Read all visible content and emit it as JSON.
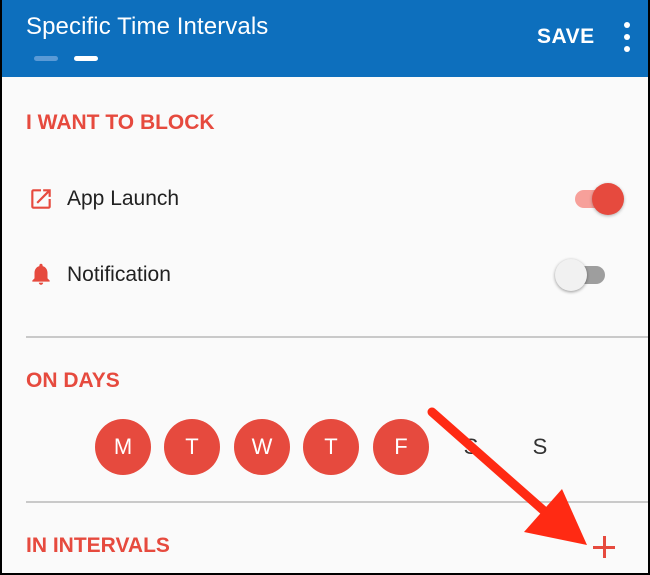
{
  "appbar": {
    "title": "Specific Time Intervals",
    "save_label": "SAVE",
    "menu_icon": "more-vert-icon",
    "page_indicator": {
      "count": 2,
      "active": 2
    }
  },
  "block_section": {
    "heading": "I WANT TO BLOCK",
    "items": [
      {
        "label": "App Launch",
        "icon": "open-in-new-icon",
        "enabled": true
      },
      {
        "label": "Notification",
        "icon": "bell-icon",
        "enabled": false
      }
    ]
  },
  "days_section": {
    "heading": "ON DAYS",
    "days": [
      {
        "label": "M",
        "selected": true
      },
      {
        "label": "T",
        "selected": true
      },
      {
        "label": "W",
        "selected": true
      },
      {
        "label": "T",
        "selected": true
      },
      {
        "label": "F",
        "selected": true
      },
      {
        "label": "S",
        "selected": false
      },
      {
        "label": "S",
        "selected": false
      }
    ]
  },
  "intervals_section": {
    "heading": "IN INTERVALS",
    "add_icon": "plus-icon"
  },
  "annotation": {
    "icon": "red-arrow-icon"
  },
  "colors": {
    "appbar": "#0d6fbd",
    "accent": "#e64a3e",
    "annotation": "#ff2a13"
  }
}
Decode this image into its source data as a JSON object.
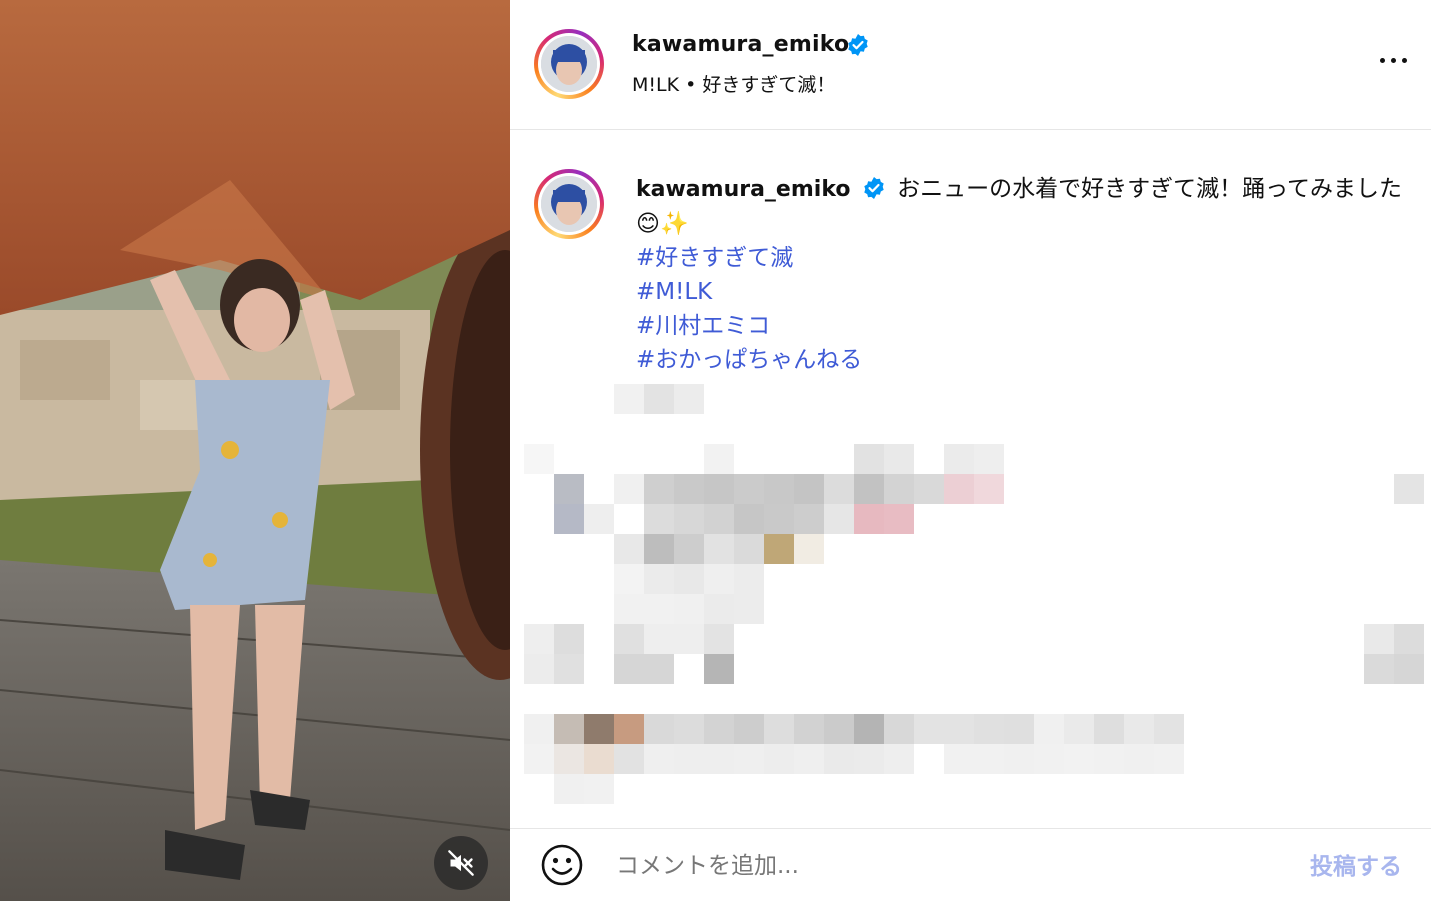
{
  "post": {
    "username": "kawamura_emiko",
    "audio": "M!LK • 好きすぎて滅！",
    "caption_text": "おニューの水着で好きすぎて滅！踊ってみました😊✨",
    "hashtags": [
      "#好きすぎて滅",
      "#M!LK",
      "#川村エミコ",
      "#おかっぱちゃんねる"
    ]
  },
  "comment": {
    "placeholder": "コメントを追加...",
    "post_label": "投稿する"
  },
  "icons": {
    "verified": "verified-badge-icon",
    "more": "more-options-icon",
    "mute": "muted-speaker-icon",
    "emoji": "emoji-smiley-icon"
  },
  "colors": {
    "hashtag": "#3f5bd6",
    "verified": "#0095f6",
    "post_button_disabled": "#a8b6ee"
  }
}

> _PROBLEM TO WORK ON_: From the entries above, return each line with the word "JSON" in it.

> _OUTPUT FOR THIS TASK_:
Read all visible content and emit it as JSON.
Decode this image into its source data as a JSON object.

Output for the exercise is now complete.